There are a few different ways of doing a dry brush technique in decorative painting.
The technique is used to produce subtle build up of color and it looks best, in my humble opinion, on a textured surface. But it does work on smooth surfaces as well.
Dry brushing can be done using a variety of brushes, from Domed Rounds to Filberts, Rounds, Flat Shaders, Stipplers, Scumblers and Deerfoots... or is the plural Deerfeet? :o)
For the purposes of this demonstration, I've basecoated my
background in Deep Midnight Blue by using a cosmetic sponge. This creates a light, pebbly texture that will enhance the dry brushing appearance.
The Domed Round brush is also referred to as a Mongoose Round. It comes in many sizes, so choose a large one for a larger area and obviously scoot down to a smaller size if you're doing a small area.
Always hold the brush at a 45 degree angle. If you put the brush down on its tip all you'll create are holes in your paint.
OK, so it's obvious by its name that this technique uses a dry brush. So don't moisten it.

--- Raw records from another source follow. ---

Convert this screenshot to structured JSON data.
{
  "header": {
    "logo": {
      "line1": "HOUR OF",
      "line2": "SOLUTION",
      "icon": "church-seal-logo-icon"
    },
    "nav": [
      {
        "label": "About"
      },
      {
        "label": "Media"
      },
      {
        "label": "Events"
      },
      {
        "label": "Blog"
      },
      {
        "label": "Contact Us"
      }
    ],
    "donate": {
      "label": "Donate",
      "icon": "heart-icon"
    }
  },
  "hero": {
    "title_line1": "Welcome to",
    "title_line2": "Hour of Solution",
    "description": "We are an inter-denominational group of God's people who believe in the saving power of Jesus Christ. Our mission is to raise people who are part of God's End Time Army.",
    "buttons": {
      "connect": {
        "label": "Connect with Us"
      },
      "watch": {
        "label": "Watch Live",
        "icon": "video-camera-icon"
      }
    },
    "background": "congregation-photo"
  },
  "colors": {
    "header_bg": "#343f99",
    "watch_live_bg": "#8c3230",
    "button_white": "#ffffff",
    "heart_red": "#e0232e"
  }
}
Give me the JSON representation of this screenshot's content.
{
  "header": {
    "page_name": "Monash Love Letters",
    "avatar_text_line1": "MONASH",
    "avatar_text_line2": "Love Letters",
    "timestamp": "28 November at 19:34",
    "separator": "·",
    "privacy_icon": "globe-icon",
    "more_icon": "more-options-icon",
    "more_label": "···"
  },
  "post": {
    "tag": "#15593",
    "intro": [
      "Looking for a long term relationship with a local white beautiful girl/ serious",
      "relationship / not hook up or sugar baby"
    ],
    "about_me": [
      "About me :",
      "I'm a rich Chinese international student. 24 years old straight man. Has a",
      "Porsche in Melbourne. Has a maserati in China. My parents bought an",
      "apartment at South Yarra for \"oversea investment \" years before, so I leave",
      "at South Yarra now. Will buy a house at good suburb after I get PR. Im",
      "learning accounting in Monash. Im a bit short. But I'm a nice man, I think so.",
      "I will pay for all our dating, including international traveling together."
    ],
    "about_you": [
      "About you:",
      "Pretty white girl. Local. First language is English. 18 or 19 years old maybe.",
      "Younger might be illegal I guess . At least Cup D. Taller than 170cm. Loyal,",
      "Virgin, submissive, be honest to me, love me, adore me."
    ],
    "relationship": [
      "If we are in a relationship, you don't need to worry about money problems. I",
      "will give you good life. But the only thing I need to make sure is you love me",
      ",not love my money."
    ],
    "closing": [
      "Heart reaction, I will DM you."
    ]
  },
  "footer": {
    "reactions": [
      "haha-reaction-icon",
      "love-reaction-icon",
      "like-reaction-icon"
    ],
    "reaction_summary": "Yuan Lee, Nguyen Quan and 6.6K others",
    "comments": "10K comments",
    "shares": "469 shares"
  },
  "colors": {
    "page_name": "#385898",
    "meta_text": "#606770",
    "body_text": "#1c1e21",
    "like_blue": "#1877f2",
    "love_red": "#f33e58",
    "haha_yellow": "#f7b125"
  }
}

I'm using DecoArt Americana acrylics for this demonstration. Here I have a red fruit for my demo. Pick up Primary Red and a bit of Marigold on the Domed Round and simply brush mix to a lighter shade than the base coat.
On a clean paper towel, wipe off the paint. What remains on the brush should feel almost dry.
Place your brush at a 45 degree angle in the brightest area you wish to highlight, lightly brushing in a circular fashion with the brush tip facing outward. Turn your work as you go. Push the highlight out almost to the edges of the fruit.
Roll the brush between your fingers from time to time while you're working to ensure you get the paint from all the bristles.
Start painting with a light touch, adding more pressure as less and less paint comes off the brush.
On the dirty brush, pick up a bit more Marigold, blend it well in the bristles. Wipe it dry on a clean, dry paper towel. Repeat the dry brushing, only this time don't go out as far.
Clean the brush with gel hand sanitizer, blot completely dry.
Load the brush again in the Marigold repeat the dry brush technique for the next highlight layer, again not going out quite as far as the previous highlight.
Load the dirty brush into a mix of Marigold and White for the final highlight.
If you're getting smears, there's too much paint left in your brush. Wipe it on a clean, dry paper towel. You may also be getting smears if you're wiping off the paint on a damp paper towel.
The paint is lifting in the middle of your highlight means your brush is being held at a perpendicular angle. Lay the brush down at a 45 degree angle.
Dampen the brush and then blot it very thoroughly.
For this dry brush technique, you're actually going to keep some paint in the brush, but not much.
Here I've basecoated a daisy center with Marigold and the petals were stroked in with French Grey Blue.
To create the first highlight layer, mix a touch of White in with the French Grey Blue. Pick up up paint on the brush halfway up the bristles. Blend well on the palette, then stroke both sides of the brush just once onto a dry paper towel.
Place the tip of the brush at the tip of the petal, lightly
dragging the brush back to the base of the petal. Stroke over and over,
turning the brush over until no paint remains on the brush.
Add another layer with a slightly lighter mix of White and French Grey Blue.
Repeat with just White. Do the same for all of the petals.
The Deerfoot can be used wet or dry. For this dry brush technique we'll use it dry. But first, soak the hairs in clean water for about 5 minutes to allow the hairs to swell and soften. Then blot it as dry as you can.
The brush is cut at a 45 degree angle. The long hairs are referred to as the toe and the short hairs as the heel. So it looks like the hoof of a deer.
Load the toe of the Deerfoot into Black Plum. Pounce the brush on the palette until there's just a little paint remaining.
Place the whole foot of the brush down with the toe on the flower center
facing the base of the petals. Pounce on to create a shadowy texture. Notice that some of the stippling covers where the petals and center meet?
Rinse the brush and blot it thoroughly.
Load the toe into Marigold and this time keep the toe pointed around the top of the flower center, stippling lightly, making your way down and mixing in a little with the wet Black Plum you've already stippled.
Repeat the final highlight with just White, keeping the toe mostly at the top of the flower center.
Please check back again as I continue to add more and more on ways to do the dry brush technique. For now let's go from the dry brush technique page back to the Paint Techniques page.